Just like bowlers stay away from engaging men like Sachin Tendulkar in verbal jousts, batsmen do not like engaging themselves in a duel with Zaheer. England would know that better than anybody after Zaheer flattened them at Trent Bridge on India's last tour in 2007, picking up nine wickets after being riled up by the jelly beans incident. Back then he had been England's bugbear, bowling unplayable lines from around the wicket to overwhelm them.

In his first spell of this tour he had both England's left-hand opening batsmen on a string. Cook had already been left guessing by Praveen Kumar, who started off with two exquisite deliveries that moved away from the left-hander. Zaheer's ploy was more complex: he drew Cook out by bowling outswingers and then suddenly darted one into him. He then caught Cook off guard with a delivery that straightened on leg stump.

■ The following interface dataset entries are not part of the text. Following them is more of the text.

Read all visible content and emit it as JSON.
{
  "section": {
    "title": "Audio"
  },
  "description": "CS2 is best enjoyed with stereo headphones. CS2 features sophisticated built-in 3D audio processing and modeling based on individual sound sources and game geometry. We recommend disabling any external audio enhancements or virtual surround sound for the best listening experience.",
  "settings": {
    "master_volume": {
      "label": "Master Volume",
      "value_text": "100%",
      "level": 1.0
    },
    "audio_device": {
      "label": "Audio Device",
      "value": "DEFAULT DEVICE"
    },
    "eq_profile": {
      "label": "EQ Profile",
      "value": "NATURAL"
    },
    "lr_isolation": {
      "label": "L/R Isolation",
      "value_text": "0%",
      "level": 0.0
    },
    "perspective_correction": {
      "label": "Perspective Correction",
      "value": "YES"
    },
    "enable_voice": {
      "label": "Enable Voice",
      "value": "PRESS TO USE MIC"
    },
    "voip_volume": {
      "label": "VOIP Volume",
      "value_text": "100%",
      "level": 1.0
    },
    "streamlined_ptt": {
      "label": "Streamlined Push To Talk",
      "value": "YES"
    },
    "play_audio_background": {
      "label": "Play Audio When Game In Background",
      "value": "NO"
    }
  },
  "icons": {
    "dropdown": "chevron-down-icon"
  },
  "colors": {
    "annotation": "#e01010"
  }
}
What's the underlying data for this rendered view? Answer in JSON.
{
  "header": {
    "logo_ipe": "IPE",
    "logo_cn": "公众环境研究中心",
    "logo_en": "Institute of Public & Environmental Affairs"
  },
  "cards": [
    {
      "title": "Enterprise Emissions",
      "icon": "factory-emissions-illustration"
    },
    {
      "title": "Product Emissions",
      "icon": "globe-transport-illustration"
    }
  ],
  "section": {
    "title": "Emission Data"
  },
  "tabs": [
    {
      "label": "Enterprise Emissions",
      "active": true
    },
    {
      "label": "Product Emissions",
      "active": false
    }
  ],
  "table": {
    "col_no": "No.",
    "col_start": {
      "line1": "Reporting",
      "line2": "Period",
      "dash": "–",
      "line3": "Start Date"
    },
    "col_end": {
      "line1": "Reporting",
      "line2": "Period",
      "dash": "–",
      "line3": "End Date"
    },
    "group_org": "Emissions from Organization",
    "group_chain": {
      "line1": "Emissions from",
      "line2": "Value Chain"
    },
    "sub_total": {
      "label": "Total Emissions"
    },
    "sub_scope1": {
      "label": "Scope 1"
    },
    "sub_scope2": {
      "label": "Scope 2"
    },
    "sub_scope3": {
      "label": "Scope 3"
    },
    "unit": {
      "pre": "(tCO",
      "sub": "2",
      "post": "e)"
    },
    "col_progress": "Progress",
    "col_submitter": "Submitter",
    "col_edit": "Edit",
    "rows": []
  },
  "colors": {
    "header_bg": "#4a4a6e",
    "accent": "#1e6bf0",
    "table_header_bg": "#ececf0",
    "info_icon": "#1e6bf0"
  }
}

Strauss was far from comfortable at the other end. Zaheer had understood that the surface was slow and he had to pitch the ball a little fuller. He teased Strauss with varied lengths, keeping the England captain vigilant. Interestingly, Zaheer kept a deep square leg in for Strauss throughout, but bowled only two bouncers. Strauss is usually very good at picking the right delivery to go after. But Zaheer's steepling bouncer in his second spell surprised him and he hurried into his pull, and was gone after having spent nearly two hours at the crease for just 22 runs.

With the last ball of the same over Zaheer nearly got Jonathan Trott to edge a delivery that shaped away from him. Zaheer appealed though he knew there was no contact. He just wanted to make sure Trott, who has been freakishly consistent since making his debut for England two years ago, was aware who was calling the shots on the day.

After lunch, Zaheer kept England under intense pressure; he bowled 5.3 overs without a run being scored off the bat. Trott and Kevin Pietersen had to endure tight lines and teasing lengths, and had to be careful they did not play too early or too late.

In his third spell Zaheer charged in from around the wicket, hiding the ball in his palm as he ran in. The first ball was bowled fuller, at Pietersen's toes. The next delivery he went wide of the crease and got good away movement. Pietersen chased and was lucky not to edge. For the last ball Zaheer changed to over the wicket. Pietersen did not move his feet and played a fuller, angled delivery from his crease. It was clear Zaheer had Pietersen worried.

Testing the batsman's patience is good but one of the most important virtues Zaheer possesses - one that is key to success in Test cricket - is patience. As Mike Atherton observed from the commentary box, Zaheer is never in a rush to get his men. He works them out in spells. He is willing to play the waiting game. Perhaps, he gets some sadistic pleasure out of playing with his catch, having already hooked the bait.

Fletcher can remain stone-faced, act unworried, but underneath even he knows that if India have to maintain their No. 1 Test ranking they need a fit Zaheer back.

Nagraj Gollapudi is an assistant editor at ESPNcricinfo